TASK DESCRIPTION: Wherever "value" shows up in the records below, copy the whole line.

LISTED RECORDS:
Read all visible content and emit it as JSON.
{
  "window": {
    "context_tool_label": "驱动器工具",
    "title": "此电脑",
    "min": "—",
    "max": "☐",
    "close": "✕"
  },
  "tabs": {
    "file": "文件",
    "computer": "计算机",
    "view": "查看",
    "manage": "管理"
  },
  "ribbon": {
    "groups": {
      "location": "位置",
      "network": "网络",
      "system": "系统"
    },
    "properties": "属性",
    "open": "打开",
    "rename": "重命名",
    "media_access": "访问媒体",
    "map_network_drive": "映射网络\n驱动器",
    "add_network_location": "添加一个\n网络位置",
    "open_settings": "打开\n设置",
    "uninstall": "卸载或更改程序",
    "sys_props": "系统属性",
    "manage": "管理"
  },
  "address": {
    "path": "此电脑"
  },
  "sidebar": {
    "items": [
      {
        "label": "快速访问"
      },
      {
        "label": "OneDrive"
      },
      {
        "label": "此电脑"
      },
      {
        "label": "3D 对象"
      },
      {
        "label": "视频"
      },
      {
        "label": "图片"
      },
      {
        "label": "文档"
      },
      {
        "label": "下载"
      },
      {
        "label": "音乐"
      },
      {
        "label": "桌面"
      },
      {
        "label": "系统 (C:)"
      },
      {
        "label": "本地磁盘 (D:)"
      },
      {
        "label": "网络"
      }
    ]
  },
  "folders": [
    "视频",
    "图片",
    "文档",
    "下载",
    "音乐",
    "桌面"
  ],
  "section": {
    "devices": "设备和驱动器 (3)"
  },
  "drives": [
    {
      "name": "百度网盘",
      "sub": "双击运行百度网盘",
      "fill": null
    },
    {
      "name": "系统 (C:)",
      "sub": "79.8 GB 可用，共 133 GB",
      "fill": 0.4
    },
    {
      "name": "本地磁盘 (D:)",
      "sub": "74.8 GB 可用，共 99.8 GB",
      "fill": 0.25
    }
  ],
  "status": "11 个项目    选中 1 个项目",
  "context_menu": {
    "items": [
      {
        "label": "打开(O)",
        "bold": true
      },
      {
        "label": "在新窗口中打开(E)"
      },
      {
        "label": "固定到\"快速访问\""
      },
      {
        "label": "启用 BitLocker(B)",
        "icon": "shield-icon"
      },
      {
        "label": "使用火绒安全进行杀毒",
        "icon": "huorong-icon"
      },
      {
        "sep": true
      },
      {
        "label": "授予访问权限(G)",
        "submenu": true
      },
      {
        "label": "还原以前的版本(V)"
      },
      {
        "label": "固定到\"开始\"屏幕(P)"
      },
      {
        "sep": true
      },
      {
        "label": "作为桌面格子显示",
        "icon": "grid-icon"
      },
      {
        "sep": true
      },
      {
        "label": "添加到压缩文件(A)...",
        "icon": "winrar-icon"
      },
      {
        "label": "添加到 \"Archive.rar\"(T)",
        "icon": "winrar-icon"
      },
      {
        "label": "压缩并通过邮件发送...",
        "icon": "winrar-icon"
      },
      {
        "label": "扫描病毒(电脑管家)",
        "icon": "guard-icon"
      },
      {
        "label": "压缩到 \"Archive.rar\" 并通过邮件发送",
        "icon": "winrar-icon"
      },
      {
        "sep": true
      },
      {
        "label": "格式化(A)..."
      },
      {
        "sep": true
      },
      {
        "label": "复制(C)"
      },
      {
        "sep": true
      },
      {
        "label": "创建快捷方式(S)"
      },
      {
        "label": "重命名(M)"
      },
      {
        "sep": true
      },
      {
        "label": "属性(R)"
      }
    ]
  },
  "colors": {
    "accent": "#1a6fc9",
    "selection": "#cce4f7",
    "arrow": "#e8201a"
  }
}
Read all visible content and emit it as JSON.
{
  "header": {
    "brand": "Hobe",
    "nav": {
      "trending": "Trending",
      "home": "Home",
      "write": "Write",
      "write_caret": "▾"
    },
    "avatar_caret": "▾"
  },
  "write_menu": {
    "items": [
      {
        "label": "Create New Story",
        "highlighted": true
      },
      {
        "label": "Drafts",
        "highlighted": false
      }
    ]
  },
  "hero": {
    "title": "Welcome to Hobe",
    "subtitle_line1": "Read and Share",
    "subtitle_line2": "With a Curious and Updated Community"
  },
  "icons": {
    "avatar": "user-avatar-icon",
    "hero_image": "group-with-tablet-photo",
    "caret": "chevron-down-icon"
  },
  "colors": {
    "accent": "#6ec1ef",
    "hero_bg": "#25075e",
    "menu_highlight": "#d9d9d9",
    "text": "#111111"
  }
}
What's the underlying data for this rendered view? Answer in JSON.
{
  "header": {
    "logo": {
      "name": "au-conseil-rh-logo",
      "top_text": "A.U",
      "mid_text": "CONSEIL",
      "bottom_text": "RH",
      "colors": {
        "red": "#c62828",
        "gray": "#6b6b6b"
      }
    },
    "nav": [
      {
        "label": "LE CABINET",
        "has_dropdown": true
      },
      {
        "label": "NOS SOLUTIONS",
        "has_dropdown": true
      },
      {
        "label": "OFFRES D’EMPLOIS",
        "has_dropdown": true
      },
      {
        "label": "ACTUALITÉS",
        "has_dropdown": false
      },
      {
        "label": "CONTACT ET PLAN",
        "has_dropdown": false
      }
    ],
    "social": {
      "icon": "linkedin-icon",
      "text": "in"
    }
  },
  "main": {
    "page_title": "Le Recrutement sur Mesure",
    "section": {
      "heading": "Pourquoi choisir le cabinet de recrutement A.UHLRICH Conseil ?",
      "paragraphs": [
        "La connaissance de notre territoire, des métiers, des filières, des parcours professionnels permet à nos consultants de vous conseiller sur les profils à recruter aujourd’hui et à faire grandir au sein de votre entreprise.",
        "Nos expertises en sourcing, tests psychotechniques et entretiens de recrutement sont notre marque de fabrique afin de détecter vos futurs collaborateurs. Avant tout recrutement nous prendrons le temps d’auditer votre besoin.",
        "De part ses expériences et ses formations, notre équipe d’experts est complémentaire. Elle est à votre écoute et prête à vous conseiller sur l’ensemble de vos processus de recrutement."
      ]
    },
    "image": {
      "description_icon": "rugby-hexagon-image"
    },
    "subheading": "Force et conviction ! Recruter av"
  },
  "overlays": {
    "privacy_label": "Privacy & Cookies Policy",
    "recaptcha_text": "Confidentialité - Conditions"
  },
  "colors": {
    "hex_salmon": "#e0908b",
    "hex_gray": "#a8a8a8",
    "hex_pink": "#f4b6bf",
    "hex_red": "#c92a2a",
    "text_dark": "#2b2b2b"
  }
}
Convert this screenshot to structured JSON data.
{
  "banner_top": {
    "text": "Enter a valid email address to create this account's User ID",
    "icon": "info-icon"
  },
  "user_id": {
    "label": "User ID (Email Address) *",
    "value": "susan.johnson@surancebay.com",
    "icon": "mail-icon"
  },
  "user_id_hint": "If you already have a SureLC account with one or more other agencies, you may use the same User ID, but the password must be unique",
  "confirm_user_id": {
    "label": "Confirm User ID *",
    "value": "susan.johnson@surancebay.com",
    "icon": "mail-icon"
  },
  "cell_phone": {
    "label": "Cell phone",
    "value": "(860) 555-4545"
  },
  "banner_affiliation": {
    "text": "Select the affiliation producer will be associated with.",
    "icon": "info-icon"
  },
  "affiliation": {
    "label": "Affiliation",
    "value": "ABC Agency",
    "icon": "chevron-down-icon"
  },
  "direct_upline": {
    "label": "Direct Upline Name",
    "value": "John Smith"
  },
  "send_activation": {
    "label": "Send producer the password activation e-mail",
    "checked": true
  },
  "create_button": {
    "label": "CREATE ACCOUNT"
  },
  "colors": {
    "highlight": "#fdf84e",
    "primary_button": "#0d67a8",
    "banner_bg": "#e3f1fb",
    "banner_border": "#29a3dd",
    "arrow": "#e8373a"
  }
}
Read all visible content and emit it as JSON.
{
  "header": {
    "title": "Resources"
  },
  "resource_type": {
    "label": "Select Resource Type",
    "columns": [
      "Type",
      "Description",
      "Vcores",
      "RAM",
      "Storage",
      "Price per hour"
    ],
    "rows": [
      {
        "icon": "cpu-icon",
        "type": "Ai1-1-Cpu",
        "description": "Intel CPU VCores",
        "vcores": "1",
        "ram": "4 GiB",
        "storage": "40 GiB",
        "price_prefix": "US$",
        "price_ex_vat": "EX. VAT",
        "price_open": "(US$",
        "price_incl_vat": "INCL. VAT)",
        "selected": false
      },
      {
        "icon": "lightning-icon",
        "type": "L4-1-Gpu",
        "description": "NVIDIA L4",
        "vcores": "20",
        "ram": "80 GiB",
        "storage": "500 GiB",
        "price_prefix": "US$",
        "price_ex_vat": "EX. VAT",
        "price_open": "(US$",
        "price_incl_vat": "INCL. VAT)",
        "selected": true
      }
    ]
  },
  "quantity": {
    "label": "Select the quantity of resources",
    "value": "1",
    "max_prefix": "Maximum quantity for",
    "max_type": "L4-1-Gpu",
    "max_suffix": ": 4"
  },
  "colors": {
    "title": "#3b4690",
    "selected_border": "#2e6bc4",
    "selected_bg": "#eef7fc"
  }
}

PROBLEM SOLUTION:
    "value": "susan.johnson@surancebay.com",
    "value": "susan.johnson@surancebay.com",
    "value": "(860) 555-4545"
    "value": "ABC Agency",
    "value": "John Smith"
    "value": "1",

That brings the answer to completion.